As Marta Fehér states, Greek philosophers deprecated the crafts and their products. A higher value was ascribed to what was produced by nature, while ‘artificial’ meant something dead and, in general, inferior to natural things. For Plato all artefacts (including pieces of art) were imitations of something natural, of ideas (in fact imitations of imitations), conceptions that we can find well reflected in his myth of the cave. For Aristotle natural and artificial had nothing in common because both formed two different spheres of reality, the artificial was not a copy of something natural already existent but something new. This Aristotelian natural/artificial dichotomy was finally destroyed in the 17th century (mainly by F. Bacon and Descartes) and prejudices against the mechanical arts started to disappear; the artificial sphere became a model for understanding nature. (Marta Féher, “The natural and the artificial: (an attempt at conceptual clarification)”, Periodica Polytechnica Social and Management Sciences, 1993, Vol. 1, No. 1, pp. 67-76)

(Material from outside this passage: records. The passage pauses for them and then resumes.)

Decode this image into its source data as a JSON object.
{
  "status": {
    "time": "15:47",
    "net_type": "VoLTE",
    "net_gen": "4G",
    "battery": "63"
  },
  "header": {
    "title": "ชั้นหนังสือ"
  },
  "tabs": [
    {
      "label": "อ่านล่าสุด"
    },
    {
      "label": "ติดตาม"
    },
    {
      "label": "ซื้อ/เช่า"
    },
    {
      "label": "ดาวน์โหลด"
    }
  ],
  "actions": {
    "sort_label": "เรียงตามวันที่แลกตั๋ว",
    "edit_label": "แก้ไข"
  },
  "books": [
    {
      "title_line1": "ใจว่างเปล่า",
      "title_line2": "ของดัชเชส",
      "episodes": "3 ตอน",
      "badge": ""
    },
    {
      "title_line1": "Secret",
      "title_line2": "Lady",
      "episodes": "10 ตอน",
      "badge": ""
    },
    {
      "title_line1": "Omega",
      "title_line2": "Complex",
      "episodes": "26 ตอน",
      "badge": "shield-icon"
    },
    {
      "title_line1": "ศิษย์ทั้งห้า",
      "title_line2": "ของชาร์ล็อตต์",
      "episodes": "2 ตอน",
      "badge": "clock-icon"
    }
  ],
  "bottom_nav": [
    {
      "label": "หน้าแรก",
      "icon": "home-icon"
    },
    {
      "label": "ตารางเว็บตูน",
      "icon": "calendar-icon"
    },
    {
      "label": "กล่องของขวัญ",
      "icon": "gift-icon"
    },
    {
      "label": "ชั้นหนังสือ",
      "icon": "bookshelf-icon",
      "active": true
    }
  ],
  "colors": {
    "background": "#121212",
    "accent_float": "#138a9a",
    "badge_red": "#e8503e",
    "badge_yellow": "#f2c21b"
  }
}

Some years before Fehér, Paolo Rossi pointed out that present conceptions denying basic differences between art products and natural products contradict dominant assumptions maintained in the classic Greek culture. Aristotelianism and hippocratic medicine contemplated nature as an ideal and a rule for art to achieve its purposes. Frequent parallelisms between art and nature in Aristotelian texts are intended then to make easier the understanding of the less familiar (nature) by the more accessible practices (art). Later on, in the medieval period, art was associated with the concept of imitatio naturae. As in ancient times, every attempt to reach perfection, represented by nature, was regarded in those years as a sign of impiety and temerity. Hugh of Saint Victor (1096-1141), a leading theologian, considered mechanical arts as adulterinae precisely because they borrow their modes from nature. As it was mentioned before, from the Renaissance on these distances and reserves were gradually dissolved, Francis Bacon being one of the most active contributors to this revisionist perspective (P. Rossi, I Filosofi i le Macchine, 1400-1700, 1962) (for consequences in the representations of human beings and minds, see on the blog “human automaton”). Nevertheless, in recent times we still identify “natural” with properties that make a product superior to any type of manufactured or manipulated good. This is particularly noticeable in arguments supported by homeopathic treatments practitioners or in pronouncements against genetically modified food.
Bernadette Bensaude-Vincent and William R. Newman, editors of the book The Artificial and the Natural. An Evolving Polarity (Cambridge, The MIT Press, 2007, 2-3), present the dichotomy as an open question that demands a cultural approach (because the concept of nature not only has physical connotations, but moral and social ones as well):
As Roald Hoffman pointed out in The Same and Not the Same, the “rational” arguments used by modern chemists in order to fight the popular prejudice against chemicals are largely useless, because they ignore the cultural aspects of the issue. The concept of nature functions and has always been used as a cultural value, a social norm, and a moral authority. Debates over art and nature generally conceal the broad questions that undergo and drive them: is techne a continuation of nature’s activity (tools being viewed as something like the prolongation of a person’s hand), a rebellion against nature, or a challenge to nature? The nature of technology and its legitimacy, the situation of humans as technicians among other animals, and the status of artisans in society are among the broad issues at stake. Because of the importance of such philosophical implications and cultural roots in all the debates over the impact of technologies, we cannot simply dismiss the distinction between art and nature as a “popular prejudice” or as an “irrational nostalgia for the past”.